Prompt → Copy the entries below word for word, but omit any pictures they contain.

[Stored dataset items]
======
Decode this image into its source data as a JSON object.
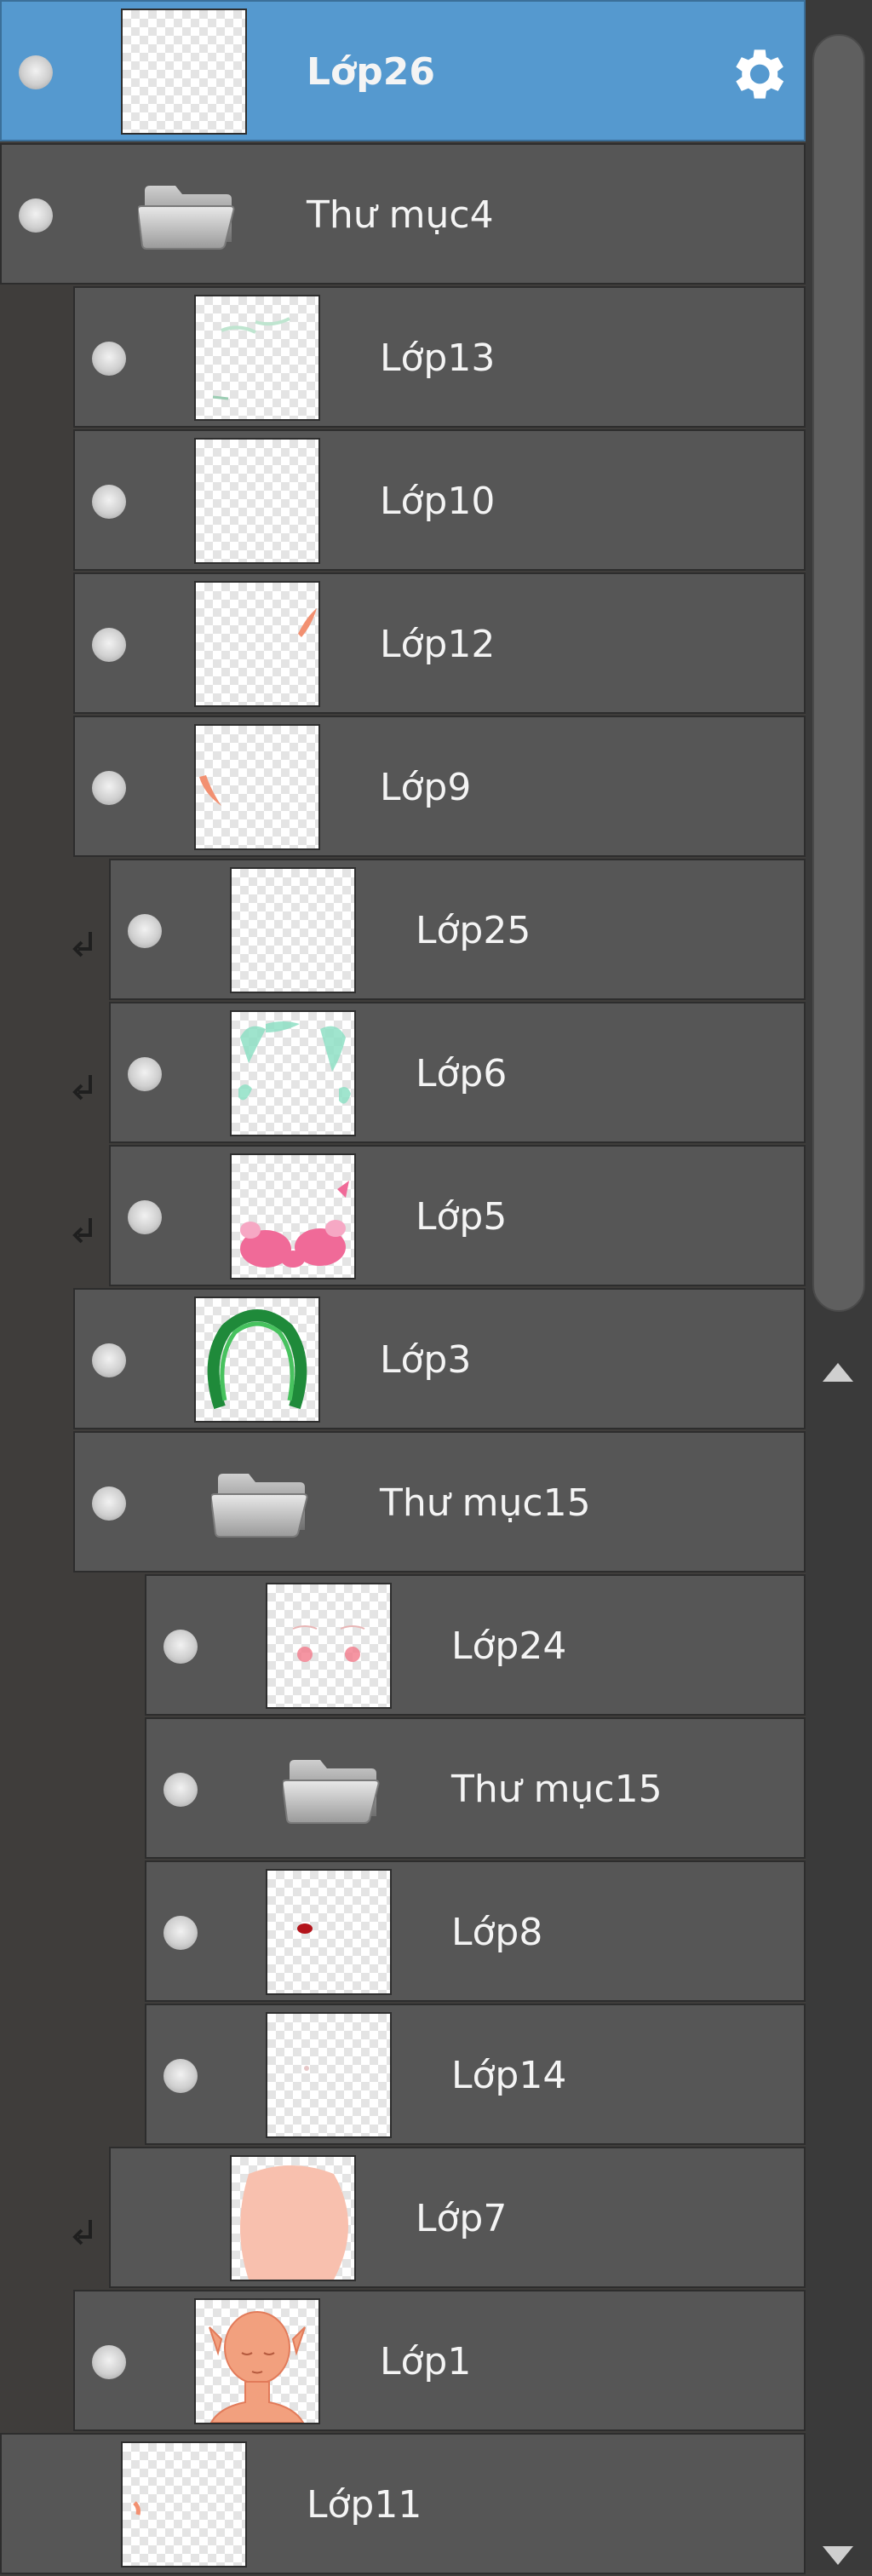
{
  "layers": [
    {
      "label": "Lớp26",
      "type": "layer",
      "visible": true,
      "selected": true,
      "clipped": false,
      "indent": 0,
      "thumb": "blank"
    },
    {
      "label": "Thư mục4",
      "type": "folder",
      "visible": true,
      "selected": false,
      "clipped": false,
      "indent": 0
    },
    {
      "label": "Lớp13",
      "type": "layer",
      "visible": true,
      "selected": false,
      "clipped": false,
      "indent": 1,
      "thumb": "faint-green"
    },
    {
      "label": "Lớp10",
      "type": "layer",
      "visible": true,
      "selected": false,
      "clipped": false,
      "indent": 1,
      "thumb": "blank"
    },
    {
      "label": "Lớp12",
      "type": "layer",
      "visible": true,
      "selected": false,
      "clipped": false,
      "indent": 1,
      "thumb": "orange-stroke-right"
    },
    {
      "label": "Lớp9",
      "type": "layer",
      "visible": true,
      "selected": false,
      "clipped": false,
      "indent": 1,
      "thumb": "orange-stroke-left"
    },
    {
      "label": "Lớp25",
      "type": "layer",
      "visible": true,
      "selected": false,
      "clipped": true,
      "indent": 1,
      "thumb": "blank"
    },
    {
      "label": "Lớp6",
      "type": "layer",
      "visible": true,
      "selected": false,
      "clipped": true,
      "indent": 1,
      "thumb": "teal-hair"
    },
    {
      "label": "Lớp5",
      "type": "layer",
      "visible": true,
      "selected": false,
      "clipped": true,
      "indent": 1,
      "thumb": "pink-hair"
    },
    {
      "label": "Lớp3",
      "type": "layer",
      "visible": true,
      "selected": false,
      "clipped": false,
      "indent": 1,
      "thumb": "green-hair"
    },
    {
      "label": "Thư mục15",
      "type": "folder",
      "visible": true,
      "selected": false,
      "clipped": false,
      "indent": 1
    },
    {
      "label": "Lớp24",
      "type": "layer",
      "visible": true,
      "selected": false,
      "clipped": false,
      "indent": 2,
      "thumb": "blush"
    },
    {
      "label": "Thư mục15",
      "type": "folder",
      "visible": true,
      "selected": false,
      "clipped": false,
      "indent": 2
    },
    {
      "label": "Lớp8",
      "type": "layer",
      "visible": true,
      "selected": false,
      "clipped": false,
      "indent": 2,
      "thumb": "red-dot"
    },
    {
      "label": "Lớp14",
      "type": "layer",
      "visible": true,
      "selected": false,
      "clipped": false,
      "indent": 2,
      "thumb": "faint-dot"
    },
    {
      "label": "Lớp7",
      "type": "layer",
      "visible": false,
      "selected": false,
      "clipped": true,
      "indent": 1,
      "thumb": "skin-face"
    },
    {
      "label": "Lớp1",
      "type": "layer",
      "visible": true,
      "selected": false,
      "clipped": false,
      "indent": 1,
      "thumb": "face-sketch"
    },
    {
      "label": "Lớp11",
      "type": "layer",
      "visible": false,
      "selected": false,
      "clipped": false,
      "indent": 0,
      "thumb": "small-mark"
    }
  ],
  "colors": {
    "selected": "#5599cf",
    "row": "#565656",
    "panel": "#3f3d3b"
  },
  "icons": {
    "visibility": "eye-dot-icon",
    "folder": "folder-icon",
    "settings": "gear-icon",
    "clip": "clip-arrow-icon"
  }
}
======
Exercise response →
Decode this image into its source data as a JSON object.
{
  "layers": [
    {
      "label": "Lớp26",
      "type": "layer",
      "visible": true,
      "selected": true,
      "clipped": false,
      "indent": 0,
      "thumb": "blank"
    },
    {
      "label": "Thư mục4",
      "type": "folder",
      "visible": true,
      "selected": false,
      "clipped": false,
      "indent": 0
    },
    {
      "label": "Lớp13",
      "type": "layer",
      "visible": true,
      "selected": false,
      "clipped": false,
      "indent": 1,
      "thumb": "faint-green"
    },
    {
      "label": "Lớp10",
      "type": "layer",
      "visible": true,
      "selected": false,
      "clipped": false,
      "indent": 1,
      "thumb": "blank"
    },
    {
      "label": "Lớp12",
      "type": "layer",
      "visible": true,
      "selected": false,
      "clipped": false,
      "indent": 1,
      "thumb": "orange-stroke-right"
    },
    {
      "label": "Lớp9",
      "type": "layer",
      "visible": true,
      "selected": false,
      "clipped": false,
      "indent": 1,
      "thumb": "orange-stroke-left"
    },
    {
      "label": "Lớp25",
      "type": "layer",
      "visible": true,
      "selected": false,
      "clipped": true,
      "indent": 1,
      "thumb": "blank"
    },
    {
      "label": "Lớp6",
      "type": "layer",
      "visible": true,
      "selected": false,
      "clipped": true,
      "indent": 1,
      "thumb": "teal-hair"
    },
    {
      "label": "Lớp5",
      "type": "layer",
      "visible": true,
      "selected": false,
      "clipped": true,
      "indent": 1,
      "thumb": "pink-hair"
    },
    {
      "label": "Lớp3",
      "type": "layer",
      "visible": true,
      "selected": false,
      "clipped": false,
      "indent": 1,
      "thumb": "green-hair"
    },
    {
      "label": "Thư mục15",
      "type": "folder",
      "visible": true,
      "selected": false,
      "clipped": false,
      "indent": 1
    },
    {
      "label": "Lớp24",
      "type": "layer",
      "visible": true,
      "selected": false,
      "clipped": false,
      "indent": 2,
      "thumb": "blush"
    },
    {
      "label": "Thư mục15",
      "type": "folder",
      "visible": true,
      "selected": false,
      "clipped": false,
      "indent": 2
    },
    {
      "label": "Lớp8",
      "type": "layer",
      "visible": true,
      "selected": false,
      "clipped": false,
      "indent": 2,
      "thumb": "red-dot"
    },
    {
      "label": "Lớp14",
      "type": "layer",
      "visible": true,
      "selected": false,
      "clipped": false,
      "indent": 2,
      "thumb": "faint-dot"
    },
    {
      "label": "Lớp7",
      "type": "layer",
      "visible": false,
      "selected": false,
      "clipped": true,
      "indent": 1,
      "thumb": "skin-face"
    },
    {
      "label": "Lớp1",
      "type": "layer",
      "visible": true,
      "selected": false,
      "clipped": false,
      "indent": 1,
      "thumb": "face-sketch"
    },
    {
      "label": "Lớp11",
      "type": "layer",
      "visible": false,
      "selected": false,
      "clipped": false,
      "indent": 0,
      "thumb": "small-mark"
    }
  ],
  "colors": {
    "selected": "#5599cf",
    "row": "#565656",
    "panel": "#3f3d3b"
  },
  "icons": {
    "visibility": "eye-dot-icon",
    "folder": "folder-icon",
    "settings": "gear-icon",
    "clip": "clip-arrow-icon"
  }
}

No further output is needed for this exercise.